How many lines in the records below contain the word "Category"? Answer with the number alone.

[Extracted records]
▶
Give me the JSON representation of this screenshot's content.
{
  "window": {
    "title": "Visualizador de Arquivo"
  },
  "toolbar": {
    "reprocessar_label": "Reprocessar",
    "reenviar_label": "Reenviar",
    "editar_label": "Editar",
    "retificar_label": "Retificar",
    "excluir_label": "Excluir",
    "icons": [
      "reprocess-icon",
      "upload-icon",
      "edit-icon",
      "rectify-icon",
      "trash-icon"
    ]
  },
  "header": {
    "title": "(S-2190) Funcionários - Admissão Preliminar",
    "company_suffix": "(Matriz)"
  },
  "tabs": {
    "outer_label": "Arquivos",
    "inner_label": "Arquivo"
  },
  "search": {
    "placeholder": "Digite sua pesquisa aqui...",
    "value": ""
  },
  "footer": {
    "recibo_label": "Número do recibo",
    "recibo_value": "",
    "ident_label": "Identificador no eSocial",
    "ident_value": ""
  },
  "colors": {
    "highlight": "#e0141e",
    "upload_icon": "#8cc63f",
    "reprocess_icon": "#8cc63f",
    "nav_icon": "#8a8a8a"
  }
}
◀
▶
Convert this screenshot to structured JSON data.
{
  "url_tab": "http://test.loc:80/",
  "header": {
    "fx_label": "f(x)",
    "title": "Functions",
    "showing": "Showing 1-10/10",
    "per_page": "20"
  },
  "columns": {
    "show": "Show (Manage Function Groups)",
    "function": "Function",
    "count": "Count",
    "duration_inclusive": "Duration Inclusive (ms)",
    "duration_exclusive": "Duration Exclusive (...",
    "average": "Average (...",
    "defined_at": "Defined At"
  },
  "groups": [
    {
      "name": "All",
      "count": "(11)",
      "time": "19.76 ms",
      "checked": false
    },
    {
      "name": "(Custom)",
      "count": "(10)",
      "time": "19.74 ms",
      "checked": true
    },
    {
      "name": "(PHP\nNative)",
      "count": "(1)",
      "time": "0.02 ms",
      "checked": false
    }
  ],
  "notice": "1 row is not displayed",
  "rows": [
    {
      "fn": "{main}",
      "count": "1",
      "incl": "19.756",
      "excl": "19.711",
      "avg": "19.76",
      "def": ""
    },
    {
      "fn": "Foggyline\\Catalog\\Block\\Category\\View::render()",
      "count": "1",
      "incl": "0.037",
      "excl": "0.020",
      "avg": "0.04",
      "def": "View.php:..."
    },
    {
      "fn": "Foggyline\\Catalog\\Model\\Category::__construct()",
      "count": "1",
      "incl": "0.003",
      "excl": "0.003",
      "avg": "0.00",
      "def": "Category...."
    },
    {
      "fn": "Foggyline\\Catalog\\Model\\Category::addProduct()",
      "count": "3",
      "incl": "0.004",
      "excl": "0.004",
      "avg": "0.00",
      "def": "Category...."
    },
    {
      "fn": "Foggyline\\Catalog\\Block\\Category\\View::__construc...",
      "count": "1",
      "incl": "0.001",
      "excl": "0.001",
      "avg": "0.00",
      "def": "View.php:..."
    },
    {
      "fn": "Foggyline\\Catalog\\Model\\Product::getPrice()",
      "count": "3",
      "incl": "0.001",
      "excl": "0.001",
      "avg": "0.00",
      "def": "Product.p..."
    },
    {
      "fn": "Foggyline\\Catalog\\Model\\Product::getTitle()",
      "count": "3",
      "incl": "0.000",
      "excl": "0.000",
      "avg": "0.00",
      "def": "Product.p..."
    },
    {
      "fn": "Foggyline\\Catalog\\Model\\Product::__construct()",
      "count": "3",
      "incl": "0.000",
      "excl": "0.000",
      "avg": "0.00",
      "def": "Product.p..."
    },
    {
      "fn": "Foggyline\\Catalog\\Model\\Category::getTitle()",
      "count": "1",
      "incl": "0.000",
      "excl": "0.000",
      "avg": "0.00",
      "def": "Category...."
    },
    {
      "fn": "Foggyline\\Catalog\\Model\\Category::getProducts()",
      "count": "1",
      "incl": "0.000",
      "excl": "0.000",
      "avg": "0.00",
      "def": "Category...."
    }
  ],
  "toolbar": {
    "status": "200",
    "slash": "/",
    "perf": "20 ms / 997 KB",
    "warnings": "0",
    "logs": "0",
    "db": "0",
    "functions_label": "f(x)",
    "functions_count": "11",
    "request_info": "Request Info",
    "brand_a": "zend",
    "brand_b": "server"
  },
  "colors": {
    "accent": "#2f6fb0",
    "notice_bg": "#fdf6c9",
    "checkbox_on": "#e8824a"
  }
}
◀
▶
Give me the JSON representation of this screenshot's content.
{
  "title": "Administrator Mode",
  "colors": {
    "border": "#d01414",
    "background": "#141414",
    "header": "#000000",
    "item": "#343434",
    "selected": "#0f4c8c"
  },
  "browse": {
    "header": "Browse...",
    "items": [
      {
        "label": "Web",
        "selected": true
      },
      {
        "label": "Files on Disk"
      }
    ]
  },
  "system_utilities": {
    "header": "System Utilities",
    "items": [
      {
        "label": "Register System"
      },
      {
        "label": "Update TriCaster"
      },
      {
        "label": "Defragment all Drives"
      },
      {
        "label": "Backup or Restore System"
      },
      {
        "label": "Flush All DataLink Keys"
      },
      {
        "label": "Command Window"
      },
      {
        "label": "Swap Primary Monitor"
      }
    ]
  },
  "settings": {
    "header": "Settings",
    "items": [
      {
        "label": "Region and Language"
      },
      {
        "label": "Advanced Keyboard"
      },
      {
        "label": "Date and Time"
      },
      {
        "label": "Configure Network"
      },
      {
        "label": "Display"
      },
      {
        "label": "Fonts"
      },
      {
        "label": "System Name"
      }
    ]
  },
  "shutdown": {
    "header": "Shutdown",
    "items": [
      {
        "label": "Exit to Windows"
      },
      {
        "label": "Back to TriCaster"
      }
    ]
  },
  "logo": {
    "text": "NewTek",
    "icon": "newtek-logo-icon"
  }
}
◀
■ **Problem solution**
10